Exercise objective: Please count how many lines of the data include the word "desc". Give only that number in reply.
┄┄┄┄┄┄┄┄┄┄┄┄┄┄┄┄┄┄┄┄
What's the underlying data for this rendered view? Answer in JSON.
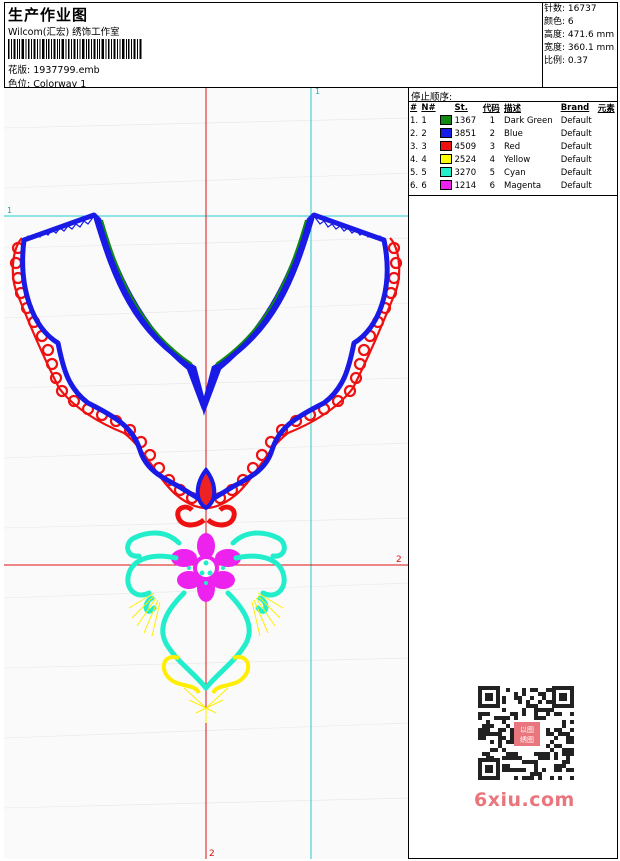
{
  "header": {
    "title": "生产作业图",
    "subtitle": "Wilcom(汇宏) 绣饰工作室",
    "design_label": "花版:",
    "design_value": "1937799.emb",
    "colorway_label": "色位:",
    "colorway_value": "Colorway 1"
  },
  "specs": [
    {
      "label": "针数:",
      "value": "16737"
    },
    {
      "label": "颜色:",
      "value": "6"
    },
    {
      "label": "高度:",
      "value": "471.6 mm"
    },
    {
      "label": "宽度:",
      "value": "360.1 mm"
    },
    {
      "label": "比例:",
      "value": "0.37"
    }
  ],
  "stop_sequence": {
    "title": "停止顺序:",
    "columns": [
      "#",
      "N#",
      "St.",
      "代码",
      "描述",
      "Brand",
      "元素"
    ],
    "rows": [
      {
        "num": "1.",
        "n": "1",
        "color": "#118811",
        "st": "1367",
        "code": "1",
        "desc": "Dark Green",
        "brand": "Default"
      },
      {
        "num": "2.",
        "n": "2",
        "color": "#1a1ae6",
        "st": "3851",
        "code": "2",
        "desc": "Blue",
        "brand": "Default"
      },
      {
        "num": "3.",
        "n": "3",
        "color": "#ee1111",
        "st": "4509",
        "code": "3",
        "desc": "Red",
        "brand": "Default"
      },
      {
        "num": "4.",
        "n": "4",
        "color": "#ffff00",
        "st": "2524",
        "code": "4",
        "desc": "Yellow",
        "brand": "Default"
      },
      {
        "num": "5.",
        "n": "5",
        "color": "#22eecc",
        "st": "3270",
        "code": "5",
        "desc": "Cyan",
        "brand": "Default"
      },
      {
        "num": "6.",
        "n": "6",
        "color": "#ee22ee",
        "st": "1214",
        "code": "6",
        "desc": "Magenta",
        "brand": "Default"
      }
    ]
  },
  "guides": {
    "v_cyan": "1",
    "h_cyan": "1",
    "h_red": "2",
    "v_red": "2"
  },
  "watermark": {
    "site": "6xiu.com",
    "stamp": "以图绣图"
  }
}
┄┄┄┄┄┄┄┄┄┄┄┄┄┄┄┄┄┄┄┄
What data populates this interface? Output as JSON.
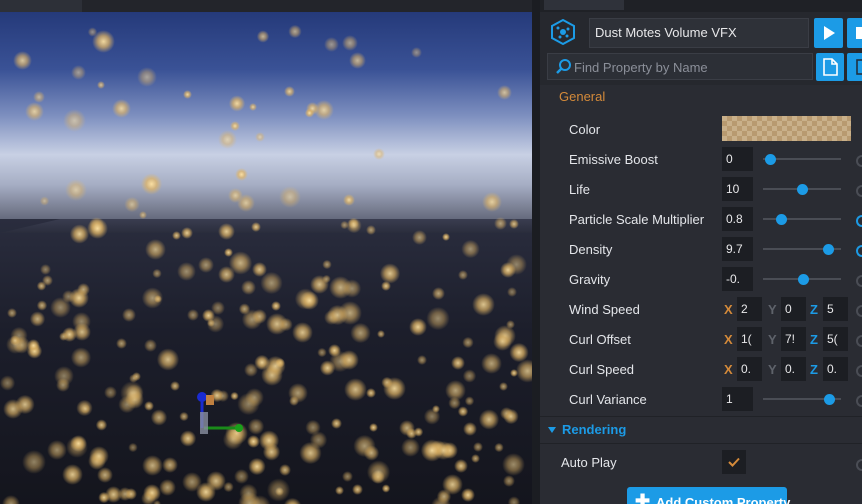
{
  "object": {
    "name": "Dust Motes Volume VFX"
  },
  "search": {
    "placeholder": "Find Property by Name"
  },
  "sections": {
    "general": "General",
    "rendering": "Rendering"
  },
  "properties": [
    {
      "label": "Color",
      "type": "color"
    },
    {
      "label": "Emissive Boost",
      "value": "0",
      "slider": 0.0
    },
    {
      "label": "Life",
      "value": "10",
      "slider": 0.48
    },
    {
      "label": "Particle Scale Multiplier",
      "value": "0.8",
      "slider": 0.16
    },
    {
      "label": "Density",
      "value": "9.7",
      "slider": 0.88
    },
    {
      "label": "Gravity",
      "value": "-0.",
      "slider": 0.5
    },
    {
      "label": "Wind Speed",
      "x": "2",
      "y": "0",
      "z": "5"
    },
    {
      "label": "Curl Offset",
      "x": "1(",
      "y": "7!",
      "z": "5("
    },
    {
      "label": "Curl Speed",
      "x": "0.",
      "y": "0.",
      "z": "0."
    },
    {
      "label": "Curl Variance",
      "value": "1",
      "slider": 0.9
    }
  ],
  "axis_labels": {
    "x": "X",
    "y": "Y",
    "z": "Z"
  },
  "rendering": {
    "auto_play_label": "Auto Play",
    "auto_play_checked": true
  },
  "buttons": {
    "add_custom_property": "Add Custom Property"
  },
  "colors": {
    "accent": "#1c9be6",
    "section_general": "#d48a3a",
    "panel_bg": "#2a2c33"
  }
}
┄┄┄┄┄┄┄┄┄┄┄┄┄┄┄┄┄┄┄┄
Reply to the task: 6